What this task involves:
Output every line of the listing, exactly and completely.

Available data:
──────────────────────────────
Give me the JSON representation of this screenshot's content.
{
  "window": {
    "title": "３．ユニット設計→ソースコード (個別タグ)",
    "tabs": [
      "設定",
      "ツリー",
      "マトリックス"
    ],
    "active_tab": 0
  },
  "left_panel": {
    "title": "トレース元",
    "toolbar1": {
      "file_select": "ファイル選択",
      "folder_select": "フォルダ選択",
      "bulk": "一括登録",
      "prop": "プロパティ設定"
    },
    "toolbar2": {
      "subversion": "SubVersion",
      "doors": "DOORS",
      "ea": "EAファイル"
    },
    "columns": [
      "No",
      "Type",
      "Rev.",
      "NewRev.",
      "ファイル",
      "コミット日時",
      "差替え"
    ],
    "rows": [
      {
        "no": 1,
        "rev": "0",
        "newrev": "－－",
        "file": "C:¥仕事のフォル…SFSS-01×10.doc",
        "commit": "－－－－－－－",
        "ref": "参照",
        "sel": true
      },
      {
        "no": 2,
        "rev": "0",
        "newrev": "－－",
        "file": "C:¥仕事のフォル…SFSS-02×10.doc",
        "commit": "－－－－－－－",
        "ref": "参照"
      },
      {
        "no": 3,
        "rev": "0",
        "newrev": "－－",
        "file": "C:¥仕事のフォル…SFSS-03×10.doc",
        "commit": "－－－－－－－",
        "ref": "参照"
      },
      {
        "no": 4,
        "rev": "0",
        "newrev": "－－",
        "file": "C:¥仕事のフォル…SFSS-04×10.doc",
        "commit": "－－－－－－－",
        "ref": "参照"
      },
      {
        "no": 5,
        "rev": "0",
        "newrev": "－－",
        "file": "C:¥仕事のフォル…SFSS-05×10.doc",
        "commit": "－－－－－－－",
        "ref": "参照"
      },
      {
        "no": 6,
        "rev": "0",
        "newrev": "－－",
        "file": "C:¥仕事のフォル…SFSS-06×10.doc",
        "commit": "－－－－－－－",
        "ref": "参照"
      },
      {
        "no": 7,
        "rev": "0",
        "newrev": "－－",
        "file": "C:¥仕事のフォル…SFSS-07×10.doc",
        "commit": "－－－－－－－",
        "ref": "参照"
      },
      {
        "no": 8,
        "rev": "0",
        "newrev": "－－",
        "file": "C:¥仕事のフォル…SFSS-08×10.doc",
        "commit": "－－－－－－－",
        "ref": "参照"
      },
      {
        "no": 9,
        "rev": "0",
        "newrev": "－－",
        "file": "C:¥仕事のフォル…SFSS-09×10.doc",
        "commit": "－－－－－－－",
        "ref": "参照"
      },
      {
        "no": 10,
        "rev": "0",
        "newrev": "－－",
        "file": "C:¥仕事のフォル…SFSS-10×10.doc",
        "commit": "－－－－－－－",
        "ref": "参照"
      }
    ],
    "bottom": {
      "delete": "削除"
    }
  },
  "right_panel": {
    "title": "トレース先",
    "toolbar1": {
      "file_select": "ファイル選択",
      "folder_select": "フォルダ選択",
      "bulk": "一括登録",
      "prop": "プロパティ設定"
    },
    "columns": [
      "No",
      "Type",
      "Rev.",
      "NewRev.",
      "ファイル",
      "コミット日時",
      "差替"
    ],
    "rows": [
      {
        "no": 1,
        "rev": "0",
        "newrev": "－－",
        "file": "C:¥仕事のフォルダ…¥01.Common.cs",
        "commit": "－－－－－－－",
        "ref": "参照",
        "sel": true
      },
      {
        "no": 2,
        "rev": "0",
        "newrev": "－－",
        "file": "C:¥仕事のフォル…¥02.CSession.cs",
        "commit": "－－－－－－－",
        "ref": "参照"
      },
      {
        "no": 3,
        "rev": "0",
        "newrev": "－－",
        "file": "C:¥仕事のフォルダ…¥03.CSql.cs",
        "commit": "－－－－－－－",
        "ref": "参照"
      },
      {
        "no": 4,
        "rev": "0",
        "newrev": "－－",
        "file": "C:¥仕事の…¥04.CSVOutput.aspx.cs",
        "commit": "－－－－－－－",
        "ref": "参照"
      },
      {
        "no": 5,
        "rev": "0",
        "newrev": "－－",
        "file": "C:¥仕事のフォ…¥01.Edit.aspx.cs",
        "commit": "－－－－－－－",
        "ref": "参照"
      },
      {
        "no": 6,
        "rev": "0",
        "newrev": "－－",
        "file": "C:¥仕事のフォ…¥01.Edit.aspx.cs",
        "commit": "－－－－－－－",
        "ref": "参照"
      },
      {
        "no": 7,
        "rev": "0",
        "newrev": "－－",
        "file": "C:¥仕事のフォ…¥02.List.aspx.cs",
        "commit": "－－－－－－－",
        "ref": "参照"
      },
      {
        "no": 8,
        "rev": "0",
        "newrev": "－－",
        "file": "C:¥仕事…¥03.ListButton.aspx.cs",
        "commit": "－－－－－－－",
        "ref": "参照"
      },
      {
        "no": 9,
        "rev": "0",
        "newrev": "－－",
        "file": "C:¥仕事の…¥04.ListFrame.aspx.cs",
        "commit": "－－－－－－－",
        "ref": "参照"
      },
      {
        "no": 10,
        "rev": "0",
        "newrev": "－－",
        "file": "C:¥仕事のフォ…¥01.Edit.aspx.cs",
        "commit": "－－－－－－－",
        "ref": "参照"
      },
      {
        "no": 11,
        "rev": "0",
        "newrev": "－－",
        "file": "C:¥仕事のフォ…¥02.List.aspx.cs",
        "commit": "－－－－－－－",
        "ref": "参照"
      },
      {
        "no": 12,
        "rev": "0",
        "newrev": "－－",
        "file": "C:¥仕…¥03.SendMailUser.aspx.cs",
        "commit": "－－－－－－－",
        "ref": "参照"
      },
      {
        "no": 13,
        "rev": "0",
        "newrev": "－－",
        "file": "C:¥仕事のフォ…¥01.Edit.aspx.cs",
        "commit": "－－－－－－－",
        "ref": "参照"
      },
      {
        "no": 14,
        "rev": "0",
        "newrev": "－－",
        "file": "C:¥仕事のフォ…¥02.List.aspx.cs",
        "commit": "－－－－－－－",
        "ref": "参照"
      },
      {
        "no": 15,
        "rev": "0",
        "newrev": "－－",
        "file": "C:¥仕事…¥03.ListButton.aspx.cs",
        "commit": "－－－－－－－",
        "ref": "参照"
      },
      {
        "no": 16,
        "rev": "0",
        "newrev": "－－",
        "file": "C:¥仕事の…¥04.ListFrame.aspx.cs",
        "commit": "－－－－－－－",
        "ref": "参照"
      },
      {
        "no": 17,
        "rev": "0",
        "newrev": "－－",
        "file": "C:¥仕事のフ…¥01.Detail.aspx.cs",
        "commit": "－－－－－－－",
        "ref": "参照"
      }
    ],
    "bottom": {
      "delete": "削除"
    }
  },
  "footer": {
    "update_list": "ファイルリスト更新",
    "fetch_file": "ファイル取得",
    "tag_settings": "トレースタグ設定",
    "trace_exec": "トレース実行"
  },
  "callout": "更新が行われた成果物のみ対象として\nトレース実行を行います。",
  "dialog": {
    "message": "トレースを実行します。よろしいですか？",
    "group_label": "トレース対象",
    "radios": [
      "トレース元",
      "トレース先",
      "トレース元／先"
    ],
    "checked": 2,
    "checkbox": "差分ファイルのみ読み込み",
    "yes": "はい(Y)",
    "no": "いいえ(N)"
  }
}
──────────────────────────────
Solution to the problem:
Give me the JSON representation of this screenshot's content.
{
  "window": {
    "title": "３．ユニット設計→ソースコード (個別タグ)",
    "tabs": [
      "設定",
      "ツリー",
      "マトリックス"
    ],
    "active_tab": 0
  },
  "left_panel": {
    "title": "トレース元",
    "toolbar1": {
      "file_select": "ファイル選択",
      "folder_select": "フォルダ選択",
      "bulk": "一括登録",
      "prop": "プロパティ設定"
    },
    "toolbar2": {
      "subversion": "SubVersion",
      "doors": "DOORS",
      "ea": "EAファイル"
    },
    "columns": [
      "No",
      "Type",
      "Rev.",
      "NewRev.",
      "ファイル",
      "コミット日時",
      "差替え"
    ],
    "rows": [
      {
        "no": 1,
        "rev": "0",
        "newrev": "－－",
        "file": "C:¥仕事のフォル…SFSS-01×10.doc",
        "commit": "－－－－－－－",
        "ref": "参照",
        "sel": true
      },
      {
        "no": 2,
        "rev": "0",
        "newrev": "－－",
        "file": "C:¥仕事のフォル…SFSS-02×10.doc",
        "commit": "－－－－－－－",
        "ref": "参照"
      },
      {
        "no": 3,
        "rev": "0",
        "newrev": "－－",
        "file": "C:¥仕事のフォル…SFSS-03×10.doc",
        "commit": "－－－－－－－",
        "ref": "参照"
      },
      {
        "no": 4,
        "rev": "0",
        "newrev": "－－",
        "file": "C:¥仕事のフォル…SFSS-04×10.doc",
        "commit": "－－－－－－－",
        "ref": "参照"
      },
      {
        "no": 5,
        "rev": "0",
        "newrev": "－－",
        "file": "C:¥仕事のフォル…SFSS-05×10.doc",
        "commit": "－－－－－－－",
        "ref": "参照"
      },
      {
        "no": 6,
        "rev": "0",
        "newrev": "－－",
        "file": "C:¥仕事のフォル…SFSS-06×10.doc",
        "commit": "－－－－－－－",
        "ref": "参照"
      },
      {
        "no": 7,
        "rev": "0",
        "newrev": "－－",
        "file": "C:¥仕事のフォル…SFSS-07×10.doc",
        "commit": "－－－－－－－",
        "ref": "参照"
      },
      {
        "no": 8,
        "rev": "0",
        "newrev": "－－",
        "file": "C:¥仕事のフォル…SFSS-08×10.doc",
        "commit": "－－－－－－－",
        "ref": "参照"
      },
      {
        "no": 9,
        "rev": "0",
        "newrev": "－－",
        "file": "C:¥仕事のフォル…SFSS-09×10.doc",
        "commit": "－－－－－－－",
        "ref": "参照"
      },
      {
        "no": 10,
        "rev": "0",
        "newrev": "－－",
        "file": "C:¥仕事のフォル…SFSS-10×10.doc",
        "commit": "－－－－－－－",
        "ref": "参照"
      }
    ],
    "bottom": {
      "delete": "削除"
    }
  },
  "right_panel": {
    "title": "トレース先",
    "toolbar1": {
      "file_select": "ファイル選択",
      "folder_select": "フォルダ選択",
      "bulk": "一括登録",
      "prop": "プロパティ設定"
    },
    "columns": [
      "No",
      "Type",
      "Rev.",
      "NewRev.",
      "ファイル",
      "コミット日時",
      "差替"
    ],
    "rows": [
      {
        "no": 1,
        "rev": "0",
        "newrev": "－－",
        "file": "C:¥仕事のフォルダ…¥01.Common.cs",
        "commit": "－－－－－－－",
        "ref": "参照",
        "sel": true
      },
      {
        "no": 2,
        "rev": "0",
        "newrev": "－－",
        "file": "C:¥仕事のフォル…¥02.CSession.cs",
        "commit": "－－－－－－－",
        "ref": "参照"
      },
      {
        "no": 3,
        "rev": "0",
        "newrev": "－－",
        "file": "C:¥仕事のフォルダ…¥03.CSql.cs",
        "commit": "－－－－－－－",
        "ref": "参照"
      },
      {
        "no": 4,
        "rev": "0",
        "newrev": "－－",
        "file": "C:¥仕事の…¥04.CSVOutput.aspx.cs",
        "commit": "－－－－－－－",
        "ref": "参照"
      },
      {
        "no": 5,
        "rev": "0",
        "newrev": "－－",
        "file": "C:¥仕事のフォ…¥01.Edit.aspx.cs",
        "commit": "－－－－－－－",
        "ref": "参照"
      },
      {
        "no": 6,
        "rev": "0",
        "newrev": "－－",
        "file": "C:¥仕事のフォ…¥01.Edit.aspx.cs",
        "commit": "－－－－－－－",
        "ref": "参照"
      },
      {
        "no": 7,
        "rev": "0",
        "newrev": "－－",
        "file": "C:¥仕事のフォ…¥02.List.aspx.cs",
        "commit": "－－－－－－－",
        "ref": "参照"
      },
      {
        "no": 8,
        "rev": "0",
        "newrev": "－－",
        "file": "C:¥仕事…¥03.ListButton.aspx.cs",
        "commit": "－－－－－－－",
        "ref": "参照"
      },
      {
        "no": 9,
        "rev": "0",
        "newrev": "－－",
        "file": "C:¥仕事の…¥04.ListFrame.aspx.cs",
        "commit": "－－－－－－－",
        "ref": "参照"
      },
      {
        "no": 10,
        "rev": "0",
        "newrev": "－－",
        "file": "C:¥仕事のフォ…¥01.Edit.aspx.cs",
        "commit": "－－－－－－－",
        "ref": "参照"
      },
      {
        "no": 11,
        "rev": "0",
        "newrev": "－－",
        "file": "C:¥仕事のフォ…¥02.List.aspx.cs",
        "commit": "－－－－－－－",
        "ref": "参照"
      },
      {
        "no": 12,
        "rev": "0",
        "newrev": "－－",
        "file": "C:¥仕…¥03.SendMailUser.aspx.cs",
        "commit": "－－－－－－－",
        "ref": "参照"
      },
      {
        "no": 13,
        "rev": "0",
        "newrev": "－－",
        "file": "C:¥仕事のフォ…¥01.Edit.aspx.cs",
        "commit": "－－－－－－－",
        "ref": "参照"
      },
      {
        "no": 14,
        "rev": "0",
        "newrev": "－－",
        "file": "C:¥仕事のフォ…¥02.List.aspx.cs",
        "commit": "－－－－－－－",
        "ref": "参照"
      },
      {
        "no": 15,
        "rev": "0",
        "newrev": "－－",
        "file": "C:¥仕事…¥03.ListButton.aspx.cs",
        "commit": "－－－－－－－",
        "ref": "参照"
      },
      {
        "no": 16,
        "rev": "0",
        "newrev": "－－",
        "file": "C:¥仕事の…¥04.ListFrame.aspx.cs",
        "commit": "－－－－－－－",
        "ref": "参照"
      },
      {
        "no": 17,
        "rev": "0",
        "newrev": "－－",
        "file": "C:¥仕事のフ…¥01.Detail.aspx.cs",
        "commit": "－－－－－－－",
        "ref": "参照"
      }
    ],
    "bottom": {
      "delete": "削除"
    }
  },
  "footer": {
    "update_list": "ファイルリスト更新",
    "fetch_file": "ファイル取得",
    "tag_settings": "トレースタグ設定",
    "trace_exec": "トレース実行"
  },
  "callout": "更新が行われた成果物のみ対象として\nトレース実行を行います。",
  "dialog": {
    "message": "トレースを実行します。よろしいですか？",
    "group_label": "トレース対象",
    "radios": [
      "トレース元",
      "トレース先",
      "トレース元／先"
    ],
    "checked": 2,
    "checkbox": "差分ファイルのみ読み込み",
    "yes": "はい(Y)",
    "no": "いいえ(N)"
  }
}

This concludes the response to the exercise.